saw the crisis coming, had conferences and meetings, and tried to set alarm bells ringing in
early 2011 (FEWS NET, 2011a).
In 2011, areas of Ethiopia and Kenya and most of Somalia were already experiencing
extreme levels of food insecurity due to drought in previous years and deteriorating purchas-
ing power due to high food prices. Seasonal climate forecasts, when examined by a multi-
et al ., 2000). The region was very dry after very poor rainfall in 2010 - the driest in 30 years
clear and consistent information about the severe and worsening food security conditions in
the Horn starting in early 2011. The humanitarian community clearly stated that although
they were aware of the issues, they could not get a decision to act “up the chain of command.”
adequately to avert the crisis. Ultimately, it was only when over ten million people were at
risk and the crisis was declared a “famine” that funds were appropriated to provide adequate
resourcestointervene(Lautze et al ., 2012). This is clearly a failure of early warning, but not

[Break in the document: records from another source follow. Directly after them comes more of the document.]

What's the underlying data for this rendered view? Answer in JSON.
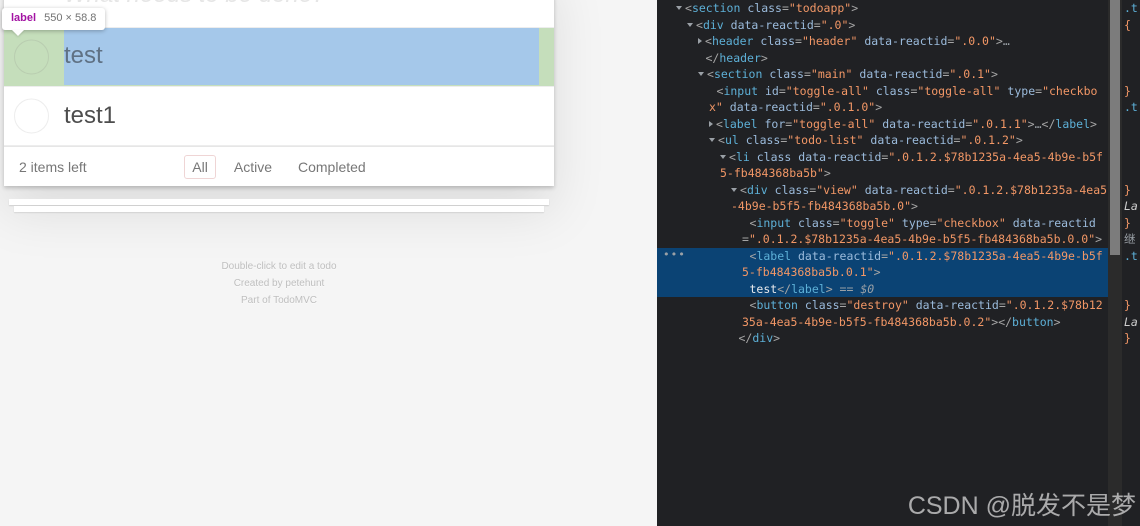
{
  "inspector_badge": {
    "tag": "label",
    "dimensions": "550 × 58.8"
  },
  "page": {
    "new_todo_placeholder": "What needs to be done?",
    "todos": [
      {
        "label": "test",
        "highlighted": true,
        "completed": false
      },
      {
        "label": "test1",
        "highlighted": false,
        "completed": false
      }
    ],
    "footer": {
      "count_text": "2 items left",
      "filters": [
        {
          "label": "All",
          "selected": true
        },
        {
          "label": "Active",
          "selected": false
        },
        {
          "label": "Completed",
          "selected": false
        }
      ]
    },
    "info": [
      "Double-click to edit a todo",
      "Created by petehunt",
      "Part of TodoMVC"
    ]
  },
  "devtools": {
    "accent_selection_color": "#0b4374",
    "annotation_box_color": "#e1272b",
    "dom_lines": [
      {
        "indent": 1,
        "tri": "open",
        "parts": [
          {
            "t": "punct",
            "v": "<"
          },
          {
            "t": "tagname",
            "v": "section"
          },
          {
            "t": "punct",
            "v": " "
          },
          {
            "t": "attrname",
            "v": "class"
          },
          {
            "t": "punct",
            "v": "="
          },
          {
            "t": "attrval",
            "v": "\"todoapp\""
          },
          {
            "t": "punct",
            "v": ">"
          }
        ]
      },
      {
        "indent": 2,
        "tri": "open",
        "parts": [
          {
            "t": "punct",
            "v": "<"
          },
          {
            "t": "tagname",
            "v": "div"
          },
          {
            "t": "punct",
            "v": " "
          },
          {
            "t": "attrname",
            "v": "data-reactid"
          },
          {
            "t": "punct",
            "v": "="
          },
          {
            "t": "attrval",
            "v": "\".0\""
          },
          {
            "t": "punct",
            "v": ">"
          }
        ]
      },
      {
        "indent": 3,
        "tri": "closed",
        "parts": [
          {
            "t": "punct",
            "v": "<"
          },
          {
            "t": "tagname",
            "v": "header"
          },
          {
            "t": "punct",
            "v": " "
          },
          {
            "t": "attrname",
            "v": "class"
          },
          {
            "t": "punct",
            "v": "="
          },
          {
            "t": "attrval",
            "v": "\"header\""
          },
          {
            "t": "punct",
            "v": " "
          },
          {
            "t": "attrname",
            "v": "data-reactid"
          },
          {
            "t": "punct",
            "v": "="
          },
          {
            "t": "attrval",
            "v": "\".0.0\""
          },
          {
            "t": "punct",
            "v": ">"
          },
          {
            "t": "ellipsis",
            "v": "…"
          }
        ]
      },
      {
        "indent": 3,
        "tri": "none",
        "parts": [
          {
            "t": "punct",
            "v": "</"
          },
          {
            "t": "tagname",
            "v": "header"
          },
          {
            "t": "punct",
            "v": ">"
          }
        ]
      },
      {
        "indent": 3,
        "tri": "open",
        "parts": [
          {
            "t": "punct",
            "v": "<"
          },
          {
            "t": "tagname",
            "v": "section"
          },
          {
            "t": "punct",
            "v": " "
          },
          {
            "t": "attrname",
            "v": "class"
          },
          {
            "t": "punct",
            "v": "="
          },
          {
            "t": "attrval",
            "v": "\"main\""
          },
          {
            "t": "punct",
            "v": " "
          },
          {
            "t": "attrname",
            "v": "data-reactid"
          },
          {
            "t": "punct",
            "v": "="
          },
          {
            "t": "attrval",
            "v": "\".0.1\""
          },
          {
            "t": "punct",
            "v": ">"
          }
        ]
      },
      {
        "indent": 4,
        "tri": "none",
        "parts": [
          {
            "t": "punct",
            "v": "<"
          },
          {
            "t": "tagname",
            "v": "input"
          },
          {
            "t": "punct",
            "v": " "
          },
          {
            "t": "attrname",
            "v": "id"
          },
          {
            "t": "punct",
            "v": "="
          },
          {
            "t": "attrval",
            "v": "\"toggle-all\""
          },
          {
            "t": "punct",
            "v": " "
          },
          {
            "t": "attrname",
            "v": "class"
          },
          {
            "t": "punct",
            "v": "="
          },
          {
            "t": "attrval",
            "v": "\"toggle-all\""
          },
          {
            "t": "punct",
            "v": " "
          },
          {
            "t": "attrname",
            "v": "type"
          },
          {
            "t": "punct",
            "v": "="
          },
          {
            "t": "attrval",
            "v": "\"checkbox\""
          },
          {
            "t": "punct",
            "v": " "
          },
          {
            "t": "attrname",
            "v": "data-reactid"
          },
          {
            "t": "punct",
            "v": "="
          },
          {
            "t": "attrval",
            "v": "\".0.1.0\""
          },
          {
            "t": "punct",
            "v": ">"
          }
        ]
      },
      {
        "indent": 4,
        "tri": "closed",
        "parts": [
          {
            "t": "punct",
            "v": "<"
          },
          {
            "t": "tagname",
            "v": "label"
          },
          {
            "t": "punct",
            "v": " "
          },
          {
            "t": "attrname",
            "v": "for"
          },
          {
            "t": "punct",
            "v": "="
          },
          {
            "t": "attrval",
            "v": "\"toggle-all\""
          },
          {
            "t": "punct",
            "v": " "
          },
          {
            "t": "attrname",
            "v": "data-reactid"
          },
          {
            "t": "punct",
            "v": "="
          },
          {
            "t": "attrval",
            "v": "\".0.1.1\""
          },
          {
            "t": "punct",
            "v": ">"
          },
          {
            "t": "ellipsis",
            "v": "…"
          },
          {
            "t": "punct",
            "v": "</"
          },
          {
            "t": "tagname",
            "v": "label"
          },
          {
            "t": "punct",
            "v": ">"
          }
        ]
      },
      {
        "indent": 4,
        "tri": "open",
        "parts": [
          {
            "t": "punct",
            "v": "<"
          },
          {
            "t": "tagname",
            "v": "ul"
          },
          {
            "t": "punct",
            "v": " "
          },
          {
            "t": "attrname",
            "v": "class"
          },
          {
            "t": "punct",
            "v": "="
          },
          {
            "t": "attrval",
            "v": "\"todo-list\""
          },
          {
            "t": "punct",
            "v": " "
          },
          {
            "t": "attrname",
            "v": "data-reactid"
          },
          {
            "t": "punct",
            "v": "="
          },
          {
            "t": "attrval",
            "v": "\".0.1.2\""
          },
          {
            "t": "punct",
            "v": ">"
          }
        ]
      },
      {
        "indent": 5,
        "tri": "open",
        "parts": [
          {
            "t": "punct",
            "v": "<"
          },
          {
            "t": "tagname",
            "v": "li"
          },
          {
            "t": "punct",
            "v": " "
          },
          {
            "t": "attrname",
            "v": "class"
          },
          {
            "t": "punct",
            "v": " "
          },
          {
            "t": "attrname",
            "v": "data-reactid"
          },
          {
            "t": "punct",
            "v": "="
          },
          {
            "t": "attrval",
            "v": "\".0.1.2.$78b1235a-4ea5-4b9e-b5f5-fb484368ba5b\""
          },
          {
            "t": "punct",
            "v": ">"
          }
        ]
      },
      {
        "indent": 6,
        "tri": "open",
        "parts": [
          {
            "t": "punct",
            "v": "<"
          },
          {
            "t": "tagname",
            "v": "div"
          },
          {
            "t": "punct",
            "v": " "
          },
          {
            "t": "attrname",
            "v": "class"
          },
          {
            "t": "punct",
            "v": "="
          },
          {
            "t": "attrval",
            "v": "\"view\""
          },
          {
            "t": "punct",
            "v": " "
          },
          {
            "t": "attrname",
            "v": "data-reactid"
          },
          {
            "t": "punct",
            "v": "="
          },
          {
            "t": "attrval",
            "v": "\".0.1.2.$78b1235a-4ea5-4b9e-b5f5-fb484368ba5b.0\""
          },
          {
            "t": "punct",
            "v": ">"
          }
        ]
      },
      {
        "indent": 7,
        "tri": "none",
        "parts": [
          {
            "t": "punct",
            "v": "<"
          },
          {
            "t": "tagname",
            "v": "input"
          },
          {
            "t": "punct",
            "v": " "
          },
          {
            "t": "attrname",
            "v": "class"
          },
          {
            "t": "punct",
            "v": "="
          },
          {
            "t": "attrval",
            "v": "\"toggle\""
          },
          {
            "t": "punct",
            "v": " "
          },
          {
            "t": "attrname",
            "v": "type"
          },
          {
            "t": "punct",
            "v": "="
          },
          {
            "t": "attrval",
            "v": "\"checkbox\""
          },
          {
            "t": "punct",
            "v": " "
          },
          {
            "t": "attrname",
            "v": "data-reactid"
          },
          {
            "t": "punct",
            "v": "="
          },
          {
            "t": "attrval",
            "v": "\".0.1.2.$78b1235a-4ea5-4b9e-b5f5-fb484368ba5b.0.0\""
          },
          {
            "t": "punct",
            "v": ">"
          }
        ]
      },
      {
        "indent": 7,
        "tri": "none",
        "selected": true,
        "parts": [
          {
            "t": "punct",
            "v": "<"
          },
          {
            "t": "tagname",
            "v": "label"
          },
          {
            "t": "punct",
            "v": " "
          },
          {
            "t": "attrname",
            "v": "data-reactid"
          },
          {
            "t": "punct",
            "v": "="
          },
          {
            "t": "attrval",
            "v": "\".0.1.2.$78b1235a-4ea5-4b9e-b5f5-fb484368ba5b.0.1\""
          },
          {
            "t": "punct",
            "v": ">"
          }
        ]
      },
      {
        "indent": 7,
        "tri": "none",
        "selected": true,
        "parts": [
          {
            "t": "textnode",
            "v": "test"
          },
          {
            "t": "punct",
            "v": "</"
          },
          {
            "t": "tagname",
            "v": "label"
          },
          {
            "t": "punct",
            "v": ">"
          },
          {
            "t": "dollar",
            "v": " == $0"
          }
        ]
      },
      {
        "indent": 7,
        "tri": "none",
        "parts": [
          {
            "t": "punct",
            "v": "<"
          },
          {
            "t": "tagname",
            "v": "button"
          },
          {
            "t": "punct",
            "v": " "
          },
          {
            "t": "attrname",
            "v": "class"
          },
          {
            "t": "punct",
            "v": "="
          },
          {
            "t": "attrval",
            "v": "\"destroy\""
          },
          {
            "t": "punct",
            "v": " "
          },
          {
            "t": "attrname",
            "v": "data-reactid"
          },
          {
            "t": "punct",
            "v": "="
          },
          {
            "t": "attrval",
            "v": "\".0.1.2.$78b1235a-4ea5-4b9e-b5f5-fb484368ba5b.0.2\""
          },
          {
            "t": "punct",
            "v": ">"
          },
          {
            "t": "punct",
            "v": "</"
          },
          {
            "t": "tagname",
            "v": "button"
          },
          {
            "t": "punct",
            "v": ">"
          }
        ]
      },
      {
        "indent": 6,
        "tri": "none",
        "parts": [
          {
            "t": "punct",
            "v": "</"
          },
          {
            "t": "tagname",
            "v": "div"
          },
          {
            "t": "punct",
            "v": ">"
          }
        ]
      }
    ],
    "styles_pane_lines": [
      {
        "kind": "sel",
        "text": ".t"
      },
      {
        "kind": "brace",
        "text": "{"
      },
      {
        "kind": "blank",
        "text": ""
      },
      {
        "kind": "blank",
        "text": ""
      },
      {
        "kind": "blank",
        "text": ""
      },
      {
        "kind": "brace",
        "text": "}"
      },
      {
        "kind": "sel",
        "text": ".t"
      },
      {
        "kind": "blank",
        "text": ""
      },
      {
        "kind": "blank",
        "text": ""
      },
      {
        "kind": "blank",
        "text": ""
      },
      {
        "kind": "blank",
        "text": ""
      },
      {
        "kind": "brace",
        "text": "}"
      },
      {
        "kind": "ital",
        "text": "La"
      },
      {
        "kind": "brace",
        "text": "}"
      },
      {
        "kind": "inh",
        "text": "继"
      },
      {
        "kind": "sel",
        "text": ".t"
      },
      {
        "kind": "blank",
        "text": ""
      },
      {
        "kind": "blank",
        "text": ""
      },
      {
        "kind": "brace",
        "text": "}"
      },
      {
        "kind": "ital",
        "text": "La"
      },
      {
        "kind": "brace",
        "text": "}"
      }
    ]
  },
  "watermark": "CSDN @脱发不是梦"
}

because of the timeliness or content of warning, but because of the inability of the com-
munity to respond appropriately.
The lessons for the humanitarian community from the 2011 crisis include a focus on man-
acting, and should develop a common approach for response to quantitative triggers that will
result in actions. As indicators of food security crises improve, the obvious lag by countries
andinstitutionstotheseindicatorsbecomesmoreapparent(Lautze et al ., 2012). Earlier
response to droughts in vulnerable regions is necessary to avoid long-term damage to the
economy and to livelihoods. Integrating the impact of climate variability into food price and
food security analysis should clarify the likely impacts of droughts on outcomes. These lessons
can be implemented through:
needs through transfers and programs, and provide political leadership for drought
allowing long-term development interventions to adapt to changing environmental
weather and climate forecasts instead of waiting for the growing season to be over before
responding to the situation.
crisis response into development programming to enable funds to be released more
quickly and to support pre-emptive or early response that is effective before the crisis
becomes fully apparent (Hillier and Dempsey, 2012).
Given these challenges to effective early warning of crisis, it is not very likely that the improved
understandings provided in this topic regarding the connection between food production and
food prices will result in a reduction in the loss of life during a large crisis. A real transforma-
tion of the way crisis response is funded and the structure of the humanitarian community